# What this task involves
If a line in the listing includes the word "describing", copy it out.

# Task input
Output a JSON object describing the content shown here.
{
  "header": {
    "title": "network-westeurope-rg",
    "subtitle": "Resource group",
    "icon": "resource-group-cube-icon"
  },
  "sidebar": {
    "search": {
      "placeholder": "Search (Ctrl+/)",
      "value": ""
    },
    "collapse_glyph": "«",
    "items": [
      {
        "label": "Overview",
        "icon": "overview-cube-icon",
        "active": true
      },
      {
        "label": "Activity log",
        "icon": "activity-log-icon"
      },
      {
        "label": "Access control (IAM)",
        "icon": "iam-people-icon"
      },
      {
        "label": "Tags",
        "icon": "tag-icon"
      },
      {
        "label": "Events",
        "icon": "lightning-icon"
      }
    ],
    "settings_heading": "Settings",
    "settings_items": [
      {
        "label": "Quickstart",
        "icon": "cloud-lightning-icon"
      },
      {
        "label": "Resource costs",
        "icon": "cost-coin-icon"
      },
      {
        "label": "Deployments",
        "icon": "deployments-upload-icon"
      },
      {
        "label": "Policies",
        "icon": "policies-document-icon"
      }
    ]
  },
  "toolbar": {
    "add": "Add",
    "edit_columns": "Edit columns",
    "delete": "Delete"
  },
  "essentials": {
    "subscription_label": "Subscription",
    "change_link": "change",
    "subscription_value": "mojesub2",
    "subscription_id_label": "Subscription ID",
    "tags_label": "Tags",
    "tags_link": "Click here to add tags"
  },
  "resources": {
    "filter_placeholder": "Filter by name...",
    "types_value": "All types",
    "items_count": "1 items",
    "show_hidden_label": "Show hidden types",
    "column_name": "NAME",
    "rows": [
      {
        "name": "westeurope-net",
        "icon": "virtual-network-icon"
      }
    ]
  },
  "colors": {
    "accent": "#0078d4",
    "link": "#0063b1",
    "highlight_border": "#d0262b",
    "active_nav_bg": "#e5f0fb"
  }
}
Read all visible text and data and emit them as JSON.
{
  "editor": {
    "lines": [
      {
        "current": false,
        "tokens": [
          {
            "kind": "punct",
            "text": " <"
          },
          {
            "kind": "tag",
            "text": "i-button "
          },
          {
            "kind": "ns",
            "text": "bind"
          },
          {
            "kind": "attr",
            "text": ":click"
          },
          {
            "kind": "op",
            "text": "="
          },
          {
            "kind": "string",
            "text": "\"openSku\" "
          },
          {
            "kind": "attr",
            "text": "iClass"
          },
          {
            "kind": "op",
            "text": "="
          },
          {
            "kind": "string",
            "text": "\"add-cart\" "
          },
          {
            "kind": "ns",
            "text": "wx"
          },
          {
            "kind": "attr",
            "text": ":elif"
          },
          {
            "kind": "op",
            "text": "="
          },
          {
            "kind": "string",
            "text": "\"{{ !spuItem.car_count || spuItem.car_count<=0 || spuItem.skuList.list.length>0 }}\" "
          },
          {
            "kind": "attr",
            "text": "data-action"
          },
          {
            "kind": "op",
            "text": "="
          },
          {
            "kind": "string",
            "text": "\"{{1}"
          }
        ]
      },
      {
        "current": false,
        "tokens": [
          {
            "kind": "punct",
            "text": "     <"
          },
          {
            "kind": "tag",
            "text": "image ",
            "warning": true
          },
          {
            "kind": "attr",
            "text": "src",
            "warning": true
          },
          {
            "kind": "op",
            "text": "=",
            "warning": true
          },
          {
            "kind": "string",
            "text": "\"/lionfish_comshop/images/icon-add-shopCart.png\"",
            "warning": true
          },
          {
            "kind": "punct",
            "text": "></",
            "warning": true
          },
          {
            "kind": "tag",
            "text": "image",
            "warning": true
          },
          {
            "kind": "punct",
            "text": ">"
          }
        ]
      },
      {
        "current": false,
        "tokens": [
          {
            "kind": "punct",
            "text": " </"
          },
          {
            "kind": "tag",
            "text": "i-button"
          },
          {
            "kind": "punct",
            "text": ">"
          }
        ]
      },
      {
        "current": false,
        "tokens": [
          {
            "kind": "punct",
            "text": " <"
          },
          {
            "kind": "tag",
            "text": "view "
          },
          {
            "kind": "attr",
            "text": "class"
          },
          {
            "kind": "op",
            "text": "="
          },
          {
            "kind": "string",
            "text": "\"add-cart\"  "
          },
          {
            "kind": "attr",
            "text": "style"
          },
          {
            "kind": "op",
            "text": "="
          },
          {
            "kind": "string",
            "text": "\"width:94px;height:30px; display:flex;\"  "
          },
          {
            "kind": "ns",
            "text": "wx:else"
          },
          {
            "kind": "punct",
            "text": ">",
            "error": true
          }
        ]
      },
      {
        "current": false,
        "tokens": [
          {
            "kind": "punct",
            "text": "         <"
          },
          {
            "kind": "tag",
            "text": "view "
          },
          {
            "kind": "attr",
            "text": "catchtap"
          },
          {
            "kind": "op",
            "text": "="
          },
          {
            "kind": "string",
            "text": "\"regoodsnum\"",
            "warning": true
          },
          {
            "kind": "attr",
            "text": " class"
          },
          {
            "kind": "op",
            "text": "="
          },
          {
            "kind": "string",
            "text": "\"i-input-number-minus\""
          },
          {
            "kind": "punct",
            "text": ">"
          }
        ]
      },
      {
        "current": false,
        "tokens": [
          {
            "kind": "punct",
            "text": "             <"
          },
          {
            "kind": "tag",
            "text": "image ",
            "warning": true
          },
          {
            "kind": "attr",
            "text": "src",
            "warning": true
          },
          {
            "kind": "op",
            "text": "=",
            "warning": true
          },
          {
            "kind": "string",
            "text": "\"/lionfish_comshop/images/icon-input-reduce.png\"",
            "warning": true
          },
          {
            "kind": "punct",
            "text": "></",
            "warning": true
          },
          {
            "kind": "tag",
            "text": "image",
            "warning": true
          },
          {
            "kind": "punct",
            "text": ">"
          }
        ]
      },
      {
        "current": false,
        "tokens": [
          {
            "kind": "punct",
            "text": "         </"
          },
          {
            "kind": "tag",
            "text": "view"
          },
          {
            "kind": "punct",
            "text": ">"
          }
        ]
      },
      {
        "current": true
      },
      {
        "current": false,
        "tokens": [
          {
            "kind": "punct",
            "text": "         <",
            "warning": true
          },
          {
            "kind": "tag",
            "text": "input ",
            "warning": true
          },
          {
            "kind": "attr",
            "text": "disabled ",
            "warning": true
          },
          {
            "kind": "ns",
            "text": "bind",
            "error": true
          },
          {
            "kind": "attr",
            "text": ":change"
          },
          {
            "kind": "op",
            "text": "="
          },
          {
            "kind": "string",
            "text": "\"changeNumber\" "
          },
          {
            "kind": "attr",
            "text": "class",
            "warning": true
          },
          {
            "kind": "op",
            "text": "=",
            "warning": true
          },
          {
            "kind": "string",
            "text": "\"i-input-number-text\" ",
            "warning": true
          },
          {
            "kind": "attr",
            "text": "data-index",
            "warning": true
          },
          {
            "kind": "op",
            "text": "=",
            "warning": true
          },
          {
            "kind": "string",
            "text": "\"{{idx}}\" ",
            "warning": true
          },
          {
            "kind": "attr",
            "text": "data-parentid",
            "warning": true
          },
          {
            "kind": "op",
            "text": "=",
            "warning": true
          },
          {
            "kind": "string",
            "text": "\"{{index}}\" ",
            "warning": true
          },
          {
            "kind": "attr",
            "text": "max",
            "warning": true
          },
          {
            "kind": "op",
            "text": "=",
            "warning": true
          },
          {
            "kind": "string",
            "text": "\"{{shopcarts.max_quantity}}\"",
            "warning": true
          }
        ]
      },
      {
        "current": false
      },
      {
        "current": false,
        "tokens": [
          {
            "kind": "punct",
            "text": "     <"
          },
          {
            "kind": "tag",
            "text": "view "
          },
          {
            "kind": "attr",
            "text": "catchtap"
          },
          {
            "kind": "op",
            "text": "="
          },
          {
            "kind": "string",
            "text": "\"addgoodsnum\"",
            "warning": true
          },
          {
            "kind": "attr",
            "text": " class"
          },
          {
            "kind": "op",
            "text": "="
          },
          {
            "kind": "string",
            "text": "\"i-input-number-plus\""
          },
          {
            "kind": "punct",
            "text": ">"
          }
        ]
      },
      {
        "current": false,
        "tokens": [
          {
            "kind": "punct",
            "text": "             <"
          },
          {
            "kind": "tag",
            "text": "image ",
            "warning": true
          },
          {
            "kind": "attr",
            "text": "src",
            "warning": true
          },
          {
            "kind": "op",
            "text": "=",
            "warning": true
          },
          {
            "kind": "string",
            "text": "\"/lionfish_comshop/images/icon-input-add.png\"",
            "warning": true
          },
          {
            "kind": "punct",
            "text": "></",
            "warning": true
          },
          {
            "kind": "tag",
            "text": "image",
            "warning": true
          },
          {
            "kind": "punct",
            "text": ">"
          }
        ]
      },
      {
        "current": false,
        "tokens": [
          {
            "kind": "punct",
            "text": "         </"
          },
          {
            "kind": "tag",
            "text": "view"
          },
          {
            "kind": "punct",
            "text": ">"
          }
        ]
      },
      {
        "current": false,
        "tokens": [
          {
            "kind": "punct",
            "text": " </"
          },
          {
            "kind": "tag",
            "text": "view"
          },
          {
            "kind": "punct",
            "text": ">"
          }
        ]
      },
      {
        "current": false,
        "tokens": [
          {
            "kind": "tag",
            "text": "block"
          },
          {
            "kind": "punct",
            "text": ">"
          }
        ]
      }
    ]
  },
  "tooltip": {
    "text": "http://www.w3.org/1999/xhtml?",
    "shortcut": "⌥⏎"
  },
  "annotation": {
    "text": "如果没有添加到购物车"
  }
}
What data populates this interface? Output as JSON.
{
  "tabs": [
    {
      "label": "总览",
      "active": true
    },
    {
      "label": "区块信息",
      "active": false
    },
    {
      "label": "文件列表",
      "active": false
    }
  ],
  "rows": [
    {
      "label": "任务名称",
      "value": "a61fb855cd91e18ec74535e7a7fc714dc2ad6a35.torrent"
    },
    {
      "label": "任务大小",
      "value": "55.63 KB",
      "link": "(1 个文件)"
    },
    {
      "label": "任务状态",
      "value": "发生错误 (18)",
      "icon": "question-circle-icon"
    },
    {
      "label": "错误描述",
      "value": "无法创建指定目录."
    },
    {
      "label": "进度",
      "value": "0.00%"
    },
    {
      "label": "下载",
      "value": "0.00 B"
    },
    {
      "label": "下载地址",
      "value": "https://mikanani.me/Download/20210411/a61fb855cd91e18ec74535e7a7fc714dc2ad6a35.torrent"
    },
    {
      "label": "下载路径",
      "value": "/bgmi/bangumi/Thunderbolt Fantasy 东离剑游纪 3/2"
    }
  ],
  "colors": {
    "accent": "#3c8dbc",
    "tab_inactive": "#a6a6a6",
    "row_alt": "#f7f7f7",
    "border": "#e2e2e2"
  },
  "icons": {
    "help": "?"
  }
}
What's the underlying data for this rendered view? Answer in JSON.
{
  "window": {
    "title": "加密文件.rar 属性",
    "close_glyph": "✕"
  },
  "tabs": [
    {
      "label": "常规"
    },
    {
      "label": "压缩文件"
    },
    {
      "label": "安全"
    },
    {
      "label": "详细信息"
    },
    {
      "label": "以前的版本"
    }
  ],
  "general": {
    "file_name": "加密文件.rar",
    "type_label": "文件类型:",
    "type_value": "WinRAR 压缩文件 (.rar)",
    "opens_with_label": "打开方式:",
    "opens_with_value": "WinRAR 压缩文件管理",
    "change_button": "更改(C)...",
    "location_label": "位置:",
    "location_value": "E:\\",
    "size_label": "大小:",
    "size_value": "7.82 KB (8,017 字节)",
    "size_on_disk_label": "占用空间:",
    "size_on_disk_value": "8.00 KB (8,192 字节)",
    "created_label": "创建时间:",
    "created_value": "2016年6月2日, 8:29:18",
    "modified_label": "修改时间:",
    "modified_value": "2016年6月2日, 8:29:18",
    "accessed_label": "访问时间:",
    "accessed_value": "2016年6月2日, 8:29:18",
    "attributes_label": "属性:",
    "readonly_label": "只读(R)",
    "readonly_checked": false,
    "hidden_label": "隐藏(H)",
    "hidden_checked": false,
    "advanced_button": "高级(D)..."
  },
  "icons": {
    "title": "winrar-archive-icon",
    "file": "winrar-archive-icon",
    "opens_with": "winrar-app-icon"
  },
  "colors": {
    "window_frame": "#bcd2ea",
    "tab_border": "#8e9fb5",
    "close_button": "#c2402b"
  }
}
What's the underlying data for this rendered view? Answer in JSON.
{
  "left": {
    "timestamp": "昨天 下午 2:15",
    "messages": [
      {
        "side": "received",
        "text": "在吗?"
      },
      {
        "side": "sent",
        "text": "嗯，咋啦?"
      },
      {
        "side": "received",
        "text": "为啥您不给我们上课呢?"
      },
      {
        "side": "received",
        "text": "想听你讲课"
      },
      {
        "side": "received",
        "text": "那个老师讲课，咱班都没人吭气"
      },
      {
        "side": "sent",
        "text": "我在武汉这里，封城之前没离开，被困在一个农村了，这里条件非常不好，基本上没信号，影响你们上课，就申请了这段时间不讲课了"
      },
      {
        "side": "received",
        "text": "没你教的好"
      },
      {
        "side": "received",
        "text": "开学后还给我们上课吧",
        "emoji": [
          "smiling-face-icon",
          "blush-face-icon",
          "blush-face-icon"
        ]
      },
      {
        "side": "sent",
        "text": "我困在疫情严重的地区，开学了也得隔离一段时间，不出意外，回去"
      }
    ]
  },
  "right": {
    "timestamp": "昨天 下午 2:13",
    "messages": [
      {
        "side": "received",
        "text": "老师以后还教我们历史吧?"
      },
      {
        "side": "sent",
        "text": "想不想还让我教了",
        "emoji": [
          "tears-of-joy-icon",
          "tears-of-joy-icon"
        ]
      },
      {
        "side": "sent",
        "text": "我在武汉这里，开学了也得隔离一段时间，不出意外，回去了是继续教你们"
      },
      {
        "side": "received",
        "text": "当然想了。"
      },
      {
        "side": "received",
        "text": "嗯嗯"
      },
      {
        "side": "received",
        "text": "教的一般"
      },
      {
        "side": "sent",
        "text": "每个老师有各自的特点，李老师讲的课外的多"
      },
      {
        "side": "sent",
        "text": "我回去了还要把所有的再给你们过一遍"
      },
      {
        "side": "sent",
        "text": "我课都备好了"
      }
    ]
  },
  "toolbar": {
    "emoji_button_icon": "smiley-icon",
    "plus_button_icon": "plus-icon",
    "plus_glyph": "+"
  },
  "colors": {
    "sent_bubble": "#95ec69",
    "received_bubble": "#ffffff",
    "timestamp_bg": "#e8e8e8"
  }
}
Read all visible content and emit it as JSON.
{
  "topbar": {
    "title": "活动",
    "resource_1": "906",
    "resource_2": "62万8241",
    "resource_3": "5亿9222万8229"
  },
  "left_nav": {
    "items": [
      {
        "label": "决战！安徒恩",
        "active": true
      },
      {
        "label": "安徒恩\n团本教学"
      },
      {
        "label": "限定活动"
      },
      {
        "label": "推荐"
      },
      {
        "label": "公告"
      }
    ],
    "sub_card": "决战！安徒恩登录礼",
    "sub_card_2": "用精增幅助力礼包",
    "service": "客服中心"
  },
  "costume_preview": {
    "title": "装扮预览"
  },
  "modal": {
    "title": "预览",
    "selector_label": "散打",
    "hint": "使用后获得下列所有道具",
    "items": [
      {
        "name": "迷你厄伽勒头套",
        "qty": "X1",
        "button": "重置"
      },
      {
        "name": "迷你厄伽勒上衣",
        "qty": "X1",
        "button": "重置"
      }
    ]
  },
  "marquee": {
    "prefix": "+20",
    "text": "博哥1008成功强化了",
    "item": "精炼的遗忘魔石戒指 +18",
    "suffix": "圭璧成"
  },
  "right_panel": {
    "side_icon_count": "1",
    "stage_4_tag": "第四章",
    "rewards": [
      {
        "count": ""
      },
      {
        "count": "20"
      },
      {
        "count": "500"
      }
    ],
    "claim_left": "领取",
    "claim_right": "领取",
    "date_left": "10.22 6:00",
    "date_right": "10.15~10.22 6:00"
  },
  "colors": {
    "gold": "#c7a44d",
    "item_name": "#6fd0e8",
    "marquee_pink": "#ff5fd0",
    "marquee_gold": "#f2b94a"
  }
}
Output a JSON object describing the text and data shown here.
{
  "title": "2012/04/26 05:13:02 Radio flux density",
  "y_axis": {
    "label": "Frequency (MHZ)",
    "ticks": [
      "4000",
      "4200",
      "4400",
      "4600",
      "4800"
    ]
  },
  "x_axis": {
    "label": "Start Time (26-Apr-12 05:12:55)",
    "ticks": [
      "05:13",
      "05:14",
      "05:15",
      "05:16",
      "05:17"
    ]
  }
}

# Expected answer
Output a JSON object describing the content shown here.
Output a JSON object describing the text and data shown here.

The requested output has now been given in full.